My first encounter with Lowry was on a school trip to the Tate Gallery. Having travelled from my home town in North Yorkshire I found it intriguing to come across a picture of an industrial town that spoke about a mythology of northern Englishness. How fitting that the Lowry I saw was his own impression of a school he came across on one of his regular walks around Salford. I now also look at this picture as an important example of how Lowry broke from conventions in English landscape painting to engage with the structure of the city, grappling with how bodies and buildings fit together to form the urban world.
In the time I have been organising Tate Britain’s exhibition I’ve heard many stories of when people first encountered Lowry. So, now I’ve shared my story, I’d like to know, what’s your first memory of Lowry?
His unique visions of modern life continue to draw out quite different responses and memories, as British painter George Shaw sums up:

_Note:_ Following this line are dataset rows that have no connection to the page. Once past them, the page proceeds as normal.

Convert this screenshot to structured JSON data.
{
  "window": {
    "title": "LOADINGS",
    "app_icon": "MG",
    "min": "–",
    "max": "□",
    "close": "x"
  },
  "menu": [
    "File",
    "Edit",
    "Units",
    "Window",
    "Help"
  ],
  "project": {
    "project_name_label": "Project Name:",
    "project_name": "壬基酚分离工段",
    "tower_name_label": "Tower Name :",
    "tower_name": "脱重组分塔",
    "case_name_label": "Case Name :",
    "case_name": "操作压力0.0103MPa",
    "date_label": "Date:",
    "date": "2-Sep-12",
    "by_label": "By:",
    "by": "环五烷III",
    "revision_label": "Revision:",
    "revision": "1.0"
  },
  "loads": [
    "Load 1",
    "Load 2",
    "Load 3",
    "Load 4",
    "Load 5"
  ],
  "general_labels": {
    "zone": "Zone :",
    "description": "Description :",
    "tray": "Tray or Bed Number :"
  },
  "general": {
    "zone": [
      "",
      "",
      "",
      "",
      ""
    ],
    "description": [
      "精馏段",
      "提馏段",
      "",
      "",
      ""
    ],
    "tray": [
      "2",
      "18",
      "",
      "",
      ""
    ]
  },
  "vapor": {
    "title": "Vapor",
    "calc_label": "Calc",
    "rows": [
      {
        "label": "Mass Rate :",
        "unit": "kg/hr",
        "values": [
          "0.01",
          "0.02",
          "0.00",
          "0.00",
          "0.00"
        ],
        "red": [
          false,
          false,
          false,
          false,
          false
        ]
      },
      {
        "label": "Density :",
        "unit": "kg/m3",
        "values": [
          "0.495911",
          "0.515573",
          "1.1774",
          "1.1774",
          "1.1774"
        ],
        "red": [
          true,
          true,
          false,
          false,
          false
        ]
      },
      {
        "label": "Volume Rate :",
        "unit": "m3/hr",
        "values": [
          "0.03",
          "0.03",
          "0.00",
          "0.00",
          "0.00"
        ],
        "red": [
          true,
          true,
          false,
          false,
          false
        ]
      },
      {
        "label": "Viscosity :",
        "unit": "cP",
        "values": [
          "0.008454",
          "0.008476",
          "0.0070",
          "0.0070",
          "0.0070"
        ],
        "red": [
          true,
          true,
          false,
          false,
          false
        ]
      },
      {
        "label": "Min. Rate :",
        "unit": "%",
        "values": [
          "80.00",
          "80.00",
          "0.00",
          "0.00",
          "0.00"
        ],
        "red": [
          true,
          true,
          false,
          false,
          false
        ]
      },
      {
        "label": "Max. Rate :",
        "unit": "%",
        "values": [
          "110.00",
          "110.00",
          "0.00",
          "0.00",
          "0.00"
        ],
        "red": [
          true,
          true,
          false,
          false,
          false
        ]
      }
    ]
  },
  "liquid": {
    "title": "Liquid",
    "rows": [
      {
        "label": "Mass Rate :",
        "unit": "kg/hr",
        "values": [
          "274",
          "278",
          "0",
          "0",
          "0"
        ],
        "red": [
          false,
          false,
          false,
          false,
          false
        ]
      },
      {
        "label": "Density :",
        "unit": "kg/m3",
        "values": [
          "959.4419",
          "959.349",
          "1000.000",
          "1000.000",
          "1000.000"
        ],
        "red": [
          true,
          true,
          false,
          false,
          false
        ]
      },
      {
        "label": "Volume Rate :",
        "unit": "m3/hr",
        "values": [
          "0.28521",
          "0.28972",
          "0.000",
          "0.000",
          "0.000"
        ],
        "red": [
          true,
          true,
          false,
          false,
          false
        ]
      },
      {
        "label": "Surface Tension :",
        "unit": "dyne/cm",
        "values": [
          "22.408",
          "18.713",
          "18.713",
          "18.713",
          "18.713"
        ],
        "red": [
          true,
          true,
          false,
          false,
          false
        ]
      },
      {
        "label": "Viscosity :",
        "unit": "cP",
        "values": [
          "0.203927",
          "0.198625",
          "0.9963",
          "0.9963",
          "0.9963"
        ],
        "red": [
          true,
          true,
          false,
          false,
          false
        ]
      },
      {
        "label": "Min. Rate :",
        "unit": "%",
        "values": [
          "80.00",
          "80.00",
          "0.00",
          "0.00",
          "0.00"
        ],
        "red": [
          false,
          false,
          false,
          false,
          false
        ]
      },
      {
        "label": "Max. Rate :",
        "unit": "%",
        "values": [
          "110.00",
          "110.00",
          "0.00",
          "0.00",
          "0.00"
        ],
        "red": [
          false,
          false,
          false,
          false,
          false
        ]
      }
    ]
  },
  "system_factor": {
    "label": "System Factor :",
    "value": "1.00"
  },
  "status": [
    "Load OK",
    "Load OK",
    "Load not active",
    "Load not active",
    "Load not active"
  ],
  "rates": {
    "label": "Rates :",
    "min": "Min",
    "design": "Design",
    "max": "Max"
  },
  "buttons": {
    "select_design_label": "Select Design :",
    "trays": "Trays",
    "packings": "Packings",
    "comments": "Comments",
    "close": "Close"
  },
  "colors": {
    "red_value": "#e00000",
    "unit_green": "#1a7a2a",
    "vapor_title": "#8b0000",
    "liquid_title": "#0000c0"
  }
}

I grew up with reproductions of Lowry’s paintings. Together with the telly they framed our living room life. His pictures were not the world I knew. I’m not too sure it was the world my dad knew even though he was brought up in the North West during and after the war. Like the films of the kitchen sink sixties these images of working class life parked themselves in my eighties adolescence not as documentation but as visionary mythology. Lowry soaked up the world and squeezed it out in the shape of his own imagination.
In his lifetime Lowry captured the national imagination and during the post war era he became the dominant figure of British art. At the heart of his significance lies his extraordinary vision of industrial life – sometimes with wit, others with indifference or pathos – but with a vocabulary that continually adapted to deal with the world around him. It is a comforting fiction that Lowry’s art shows us a thing of the past but Lowry was not just a unique witness. His world is not simply about memory but speaks to life in post-industrial Britain and other places today. On that basis, Lowry is waiting to be rediscovered.